Dataset content
####

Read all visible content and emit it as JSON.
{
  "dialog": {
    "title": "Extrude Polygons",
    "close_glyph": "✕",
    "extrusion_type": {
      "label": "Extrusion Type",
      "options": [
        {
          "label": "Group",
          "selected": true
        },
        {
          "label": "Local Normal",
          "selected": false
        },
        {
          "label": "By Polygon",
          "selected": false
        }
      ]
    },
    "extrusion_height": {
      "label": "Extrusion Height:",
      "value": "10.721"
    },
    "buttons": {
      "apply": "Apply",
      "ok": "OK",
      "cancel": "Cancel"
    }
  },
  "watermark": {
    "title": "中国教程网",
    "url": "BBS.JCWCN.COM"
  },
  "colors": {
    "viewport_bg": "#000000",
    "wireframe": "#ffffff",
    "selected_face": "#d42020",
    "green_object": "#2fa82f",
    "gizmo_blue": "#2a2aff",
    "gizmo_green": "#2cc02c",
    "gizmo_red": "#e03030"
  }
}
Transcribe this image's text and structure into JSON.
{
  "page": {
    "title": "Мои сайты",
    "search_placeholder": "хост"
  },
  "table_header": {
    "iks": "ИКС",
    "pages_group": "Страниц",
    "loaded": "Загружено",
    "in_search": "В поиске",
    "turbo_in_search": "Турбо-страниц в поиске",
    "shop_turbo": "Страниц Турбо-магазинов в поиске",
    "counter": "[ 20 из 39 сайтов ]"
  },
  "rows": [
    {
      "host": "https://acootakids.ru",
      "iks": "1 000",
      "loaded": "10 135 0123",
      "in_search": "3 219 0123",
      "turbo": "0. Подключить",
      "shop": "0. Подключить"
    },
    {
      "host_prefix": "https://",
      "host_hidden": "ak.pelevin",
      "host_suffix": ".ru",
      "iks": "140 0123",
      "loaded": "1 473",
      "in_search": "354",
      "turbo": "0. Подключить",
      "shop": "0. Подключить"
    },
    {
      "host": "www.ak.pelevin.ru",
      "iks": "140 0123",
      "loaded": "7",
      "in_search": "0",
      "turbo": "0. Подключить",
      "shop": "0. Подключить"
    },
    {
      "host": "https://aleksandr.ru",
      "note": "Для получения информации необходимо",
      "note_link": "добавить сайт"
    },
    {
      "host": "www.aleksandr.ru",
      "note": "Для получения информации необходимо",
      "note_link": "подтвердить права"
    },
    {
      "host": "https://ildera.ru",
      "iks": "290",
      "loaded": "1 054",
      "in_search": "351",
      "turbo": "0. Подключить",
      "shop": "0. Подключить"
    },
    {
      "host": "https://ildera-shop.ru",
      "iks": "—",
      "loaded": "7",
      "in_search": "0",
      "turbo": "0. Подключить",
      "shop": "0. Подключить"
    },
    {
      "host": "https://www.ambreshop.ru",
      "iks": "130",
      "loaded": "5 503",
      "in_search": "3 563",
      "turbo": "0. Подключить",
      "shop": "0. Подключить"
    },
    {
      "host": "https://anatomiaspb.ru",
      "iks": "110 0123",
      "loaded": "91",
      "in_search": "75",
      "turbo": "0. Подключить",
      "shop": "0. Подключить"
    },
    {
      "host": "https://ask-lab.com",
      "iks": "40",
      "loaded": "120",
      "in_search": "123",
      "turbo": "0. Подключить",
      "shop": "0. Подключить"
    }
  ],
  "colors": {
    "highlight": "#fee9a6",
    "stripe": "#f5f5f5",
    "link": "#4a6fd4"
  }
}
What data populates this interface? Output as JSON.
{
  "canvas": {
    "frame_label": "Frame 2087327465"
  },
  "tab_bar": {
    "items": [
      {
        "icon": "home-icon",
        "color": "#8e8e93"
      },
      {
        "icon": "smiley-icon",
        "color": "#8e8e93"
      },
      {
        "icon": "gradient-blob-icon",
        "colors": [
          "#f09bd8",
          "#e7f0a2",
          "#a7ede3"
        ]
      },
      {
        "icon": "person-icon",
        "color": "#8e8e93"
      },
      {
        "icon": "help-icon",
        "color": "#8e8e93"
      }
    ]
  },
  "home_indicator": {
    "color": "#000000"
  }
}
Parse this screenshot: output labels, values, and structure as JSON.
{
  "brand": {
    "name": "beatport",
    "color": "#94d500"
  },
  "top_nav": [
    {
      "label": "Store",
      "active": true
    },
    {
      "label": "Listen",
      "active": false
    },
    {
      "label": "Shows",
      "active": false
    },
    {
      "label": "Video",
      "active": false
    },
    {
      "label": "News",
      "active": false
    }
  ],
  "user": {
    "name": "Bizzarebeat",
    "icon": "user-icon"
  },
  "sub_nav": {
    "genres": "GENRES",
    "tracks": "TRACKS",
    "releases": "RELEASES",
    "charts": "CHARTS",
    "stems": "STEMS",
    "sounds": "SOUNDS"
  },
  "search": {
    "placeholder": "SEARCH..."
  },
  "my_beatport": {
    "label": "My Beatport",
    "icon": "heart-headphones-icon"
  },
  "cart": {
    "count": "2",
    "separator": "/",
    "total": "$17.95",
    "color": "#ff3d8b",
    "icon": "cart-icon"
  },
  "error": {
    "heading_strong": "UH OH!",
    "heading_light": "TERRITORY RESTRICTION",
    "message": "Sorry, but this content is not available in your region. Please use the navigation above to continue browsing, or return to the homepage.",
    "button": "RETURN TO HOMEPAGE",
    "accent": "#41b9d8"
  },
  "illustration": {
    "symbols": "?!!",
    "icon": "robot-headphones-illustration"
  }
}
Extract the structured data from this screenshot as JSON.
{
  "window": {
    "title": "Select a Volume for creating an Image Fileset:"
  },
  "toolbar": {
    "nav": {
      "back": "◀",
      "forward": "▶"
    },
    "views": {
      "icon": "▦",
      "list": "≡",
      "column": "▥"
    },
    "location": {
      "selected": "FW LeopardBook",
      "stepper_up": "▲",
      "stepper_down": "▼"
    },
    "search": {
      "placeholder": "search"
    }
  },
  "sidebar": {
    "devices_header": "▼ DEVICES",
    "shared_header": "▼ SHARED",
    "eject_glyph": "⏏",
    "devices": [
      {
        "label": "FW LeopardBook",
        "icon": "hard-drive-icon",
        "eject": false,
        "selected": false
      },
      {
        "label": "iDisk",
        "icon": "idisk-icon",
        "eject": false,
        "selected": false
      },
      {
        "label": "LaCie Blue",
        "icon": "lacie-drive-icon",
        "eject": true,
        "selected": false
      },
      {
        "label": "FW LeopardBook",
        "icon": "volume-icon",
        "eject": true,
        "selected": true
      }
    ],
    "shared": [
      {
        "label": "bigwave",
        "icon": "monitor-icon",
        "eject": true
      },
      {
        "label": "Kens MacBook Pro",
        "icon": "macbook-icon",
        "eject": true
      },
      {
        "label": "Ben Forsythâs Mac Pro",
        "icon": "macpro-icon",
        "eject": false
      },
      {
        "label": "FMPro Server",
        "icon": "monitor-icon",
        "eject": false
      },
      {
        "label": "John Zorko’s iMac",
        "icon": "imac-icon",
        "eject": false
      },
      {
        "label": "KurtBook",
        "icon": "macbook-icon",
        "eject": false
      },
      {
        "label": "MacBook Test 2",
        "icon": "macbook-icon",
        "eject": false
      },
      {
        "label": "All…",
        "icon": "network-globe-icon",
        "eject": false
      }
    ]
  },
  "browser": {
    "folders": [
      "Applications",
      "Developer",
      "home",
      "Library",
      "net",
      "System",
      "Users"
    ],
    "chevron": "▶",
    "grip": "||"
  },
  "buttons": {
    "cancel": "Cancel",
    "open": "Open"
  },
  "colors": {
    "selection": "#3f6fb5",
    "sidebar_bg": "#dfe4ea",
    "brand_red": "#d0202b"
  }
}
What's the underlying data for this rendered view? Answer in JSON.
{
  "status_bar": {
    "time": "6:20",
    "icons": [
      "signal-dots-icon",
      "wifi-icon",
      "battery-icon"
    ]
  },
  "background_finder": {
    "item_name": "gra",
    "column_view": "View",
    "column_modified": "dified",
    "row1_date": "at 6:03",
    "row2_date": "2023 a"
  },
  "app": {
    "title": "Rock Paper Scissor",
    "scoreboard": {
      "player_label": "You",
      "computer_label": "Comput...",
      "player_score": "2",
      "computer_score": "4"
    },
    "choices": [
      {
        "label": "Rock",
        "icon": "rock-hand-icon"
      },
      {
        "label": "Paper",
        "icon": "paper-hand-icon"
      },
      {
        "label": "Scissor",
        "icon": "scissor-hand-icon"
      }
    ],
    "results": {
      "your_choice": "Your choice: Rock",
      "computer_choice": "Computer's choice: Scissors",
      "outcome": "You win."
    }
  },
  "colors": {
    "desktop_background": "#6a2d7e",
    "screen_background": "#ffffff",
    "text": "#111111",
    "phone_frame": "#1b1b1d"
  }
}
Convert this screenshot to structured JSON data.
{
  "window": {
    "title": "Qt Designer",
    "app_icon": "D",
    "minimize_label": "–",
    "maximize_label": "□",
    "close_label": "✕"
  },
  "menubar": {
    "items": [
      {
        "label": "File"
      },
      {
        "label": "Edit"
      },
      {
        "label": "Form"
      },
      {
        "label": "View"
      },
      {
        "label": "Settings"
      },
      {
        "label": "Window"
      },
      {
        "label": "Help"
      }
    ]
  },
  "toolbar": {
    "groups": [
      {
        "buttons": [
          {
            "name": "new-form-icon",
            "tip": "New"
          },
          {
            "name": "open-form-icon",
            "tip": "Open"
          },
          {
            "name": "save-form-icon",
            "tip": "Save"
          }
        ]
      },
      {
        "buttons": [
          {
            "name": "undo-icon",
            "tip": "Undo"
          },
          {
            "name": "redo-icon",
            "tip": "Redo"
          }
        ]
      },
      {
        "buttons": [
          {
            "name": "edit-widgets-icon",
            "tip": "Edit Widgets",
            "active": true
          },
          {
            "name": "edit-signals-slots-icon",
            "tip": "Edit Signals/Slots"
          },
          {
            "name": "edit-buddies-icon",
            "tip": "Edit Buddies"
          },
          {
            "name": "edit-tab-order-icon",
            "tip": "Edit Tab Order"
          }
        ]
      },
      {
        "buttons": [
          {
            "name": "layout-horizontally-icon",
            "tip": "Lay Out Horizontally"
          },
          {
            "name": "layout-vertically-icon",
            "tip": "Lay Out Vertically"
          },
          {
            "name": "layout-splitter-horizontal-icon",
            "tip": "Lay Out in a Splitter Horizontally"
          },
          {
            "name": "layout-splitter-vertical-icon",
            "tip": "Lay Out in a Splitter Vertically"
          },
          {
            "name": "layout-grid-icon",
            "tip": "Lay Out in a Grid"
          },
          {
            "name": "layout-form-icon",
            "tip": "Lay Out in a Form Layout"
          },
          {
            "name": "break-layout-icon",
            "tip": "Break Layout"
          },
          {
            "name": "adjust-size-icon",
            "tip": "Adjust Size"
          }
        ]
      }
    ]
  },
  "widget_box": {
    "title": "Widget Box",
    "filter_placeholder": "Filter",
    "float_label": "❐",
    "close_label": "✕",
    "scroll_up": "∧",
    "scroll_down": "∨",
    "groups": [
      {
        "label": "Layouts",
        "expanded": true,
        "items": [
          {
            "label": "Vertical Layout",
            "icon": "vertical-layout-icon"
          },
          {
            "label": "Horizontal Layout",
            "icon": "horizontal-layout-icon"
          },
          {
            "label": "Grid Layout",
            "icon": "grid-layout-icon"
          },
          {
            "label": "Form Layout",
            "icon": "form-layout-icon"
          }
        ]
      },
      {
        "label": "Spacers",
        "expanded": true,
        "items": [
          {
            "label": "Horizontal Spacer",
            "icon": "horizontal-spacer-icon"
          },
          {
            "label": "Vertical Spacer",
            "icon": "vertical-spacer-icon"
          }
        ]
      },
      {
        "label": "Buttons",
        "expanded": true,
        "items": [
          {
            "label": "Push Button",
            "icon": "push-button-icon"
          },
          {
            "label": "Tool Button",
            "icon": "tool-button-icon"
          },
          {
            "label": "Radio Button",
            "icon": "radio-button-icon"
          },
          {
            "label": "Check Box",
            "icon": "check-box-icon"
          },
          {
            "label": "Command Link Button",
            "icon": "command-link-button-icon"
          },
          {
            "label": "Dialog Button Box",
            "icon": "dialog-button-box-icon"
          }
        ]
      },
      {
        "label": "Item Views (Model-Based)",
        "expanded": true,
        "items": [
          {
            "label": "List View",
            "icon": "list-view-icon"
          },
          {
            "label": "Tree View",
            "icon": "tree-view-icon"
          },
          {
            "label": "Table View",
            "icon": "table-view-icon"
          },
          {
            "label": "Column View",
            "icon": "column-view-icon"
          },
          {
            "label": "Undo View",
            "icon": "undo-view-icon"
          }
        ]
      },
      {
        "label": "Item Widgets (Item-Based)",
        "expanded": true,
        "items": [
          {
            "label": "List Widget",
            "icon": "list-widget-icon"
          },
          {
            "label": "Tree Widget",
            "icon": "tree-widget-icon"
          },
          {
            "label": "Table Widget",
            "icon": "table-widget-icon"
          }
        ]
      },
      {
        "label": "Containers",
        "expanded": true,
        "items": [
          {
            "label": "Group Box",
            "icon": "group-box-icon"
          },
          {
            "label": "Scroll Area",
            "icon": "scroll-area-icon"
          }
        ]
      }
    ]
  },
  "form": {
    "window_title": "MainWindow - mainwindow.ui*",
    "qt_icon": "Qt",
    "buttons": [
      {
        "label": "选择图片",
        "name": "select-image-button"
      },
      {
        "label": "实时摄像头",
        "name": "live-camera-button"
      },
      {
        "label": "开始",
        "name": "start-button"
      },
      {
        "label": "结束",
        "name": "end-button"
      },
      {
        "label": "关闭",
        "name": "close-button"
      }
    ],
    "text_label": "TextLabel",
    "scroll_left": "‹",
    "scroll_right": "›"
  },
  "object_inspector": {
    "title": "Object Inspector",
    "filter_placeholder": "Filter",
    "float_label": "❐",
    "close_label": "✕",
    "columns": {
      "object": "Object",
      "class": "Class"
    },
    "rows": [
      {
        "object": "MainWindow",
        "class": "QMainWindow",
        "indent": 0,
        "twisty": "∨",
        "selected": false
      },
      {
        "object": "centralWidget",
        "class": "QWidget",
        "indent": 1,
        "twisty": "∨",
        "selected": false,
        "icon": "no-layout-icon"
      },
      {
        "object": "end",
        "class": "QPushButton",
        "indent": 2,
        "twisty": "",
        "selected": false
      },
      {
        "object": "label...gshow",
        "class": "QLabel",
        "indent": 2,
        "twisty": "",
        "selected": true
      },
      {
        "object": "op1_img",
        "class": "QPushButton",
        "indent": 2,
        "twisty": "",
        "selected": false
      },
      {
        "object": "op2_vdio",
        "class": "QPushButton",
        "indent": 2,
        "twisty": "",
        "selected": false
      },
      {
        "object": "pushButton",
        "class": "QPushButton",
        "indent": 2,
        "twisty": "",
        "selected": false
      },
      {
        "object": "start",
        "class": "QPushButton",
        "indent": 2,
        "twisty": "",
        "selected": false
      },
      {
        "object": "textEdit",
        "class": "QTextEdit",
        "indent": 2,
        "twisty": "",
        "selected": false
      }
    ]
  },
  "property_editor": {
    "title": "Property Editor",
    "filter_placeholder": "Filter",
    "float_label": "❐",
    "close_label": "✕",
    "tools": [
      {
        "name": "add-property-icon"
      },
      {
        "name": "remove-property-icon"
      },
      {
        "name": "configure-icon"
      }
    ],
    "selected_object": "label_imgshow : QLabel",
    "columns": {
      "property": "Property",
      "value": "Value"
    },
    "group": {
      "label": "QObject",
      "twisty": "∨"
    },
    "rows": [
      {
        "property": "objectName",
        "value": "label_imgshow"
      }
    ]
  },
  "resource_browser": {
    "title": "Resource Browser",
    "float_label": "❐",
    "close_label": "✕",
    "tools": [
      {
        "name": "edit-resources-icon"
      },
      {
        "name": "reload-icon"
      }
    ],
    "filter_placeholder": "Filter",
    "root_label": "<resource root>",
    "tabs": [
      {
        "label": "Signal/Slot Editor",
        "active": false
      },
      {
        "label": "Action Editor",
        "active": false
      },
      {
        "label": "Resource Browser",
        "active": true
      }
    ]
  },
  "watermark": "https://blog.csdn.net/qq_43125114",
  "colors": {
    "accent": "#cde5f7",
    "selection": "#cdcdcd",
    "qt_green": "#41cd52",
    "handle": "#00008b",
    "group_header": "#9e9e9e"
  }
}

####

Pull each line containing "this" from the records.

Answer area
Transcribe this image's text and structure into JSON.
What data populates this interface? Output as JSON.
Parse this screenshot: output labels, values, and structure as JSON.
    "message": "Sorry, but this content is not available in your region. Please use the navigation above to continue browsing, or return to the homepage.",
Extract the structured data from this screenshot as JSON.
What's the underlying data for this rendered view? Answer in JSON.
Convert this screenshot to structured JSON data.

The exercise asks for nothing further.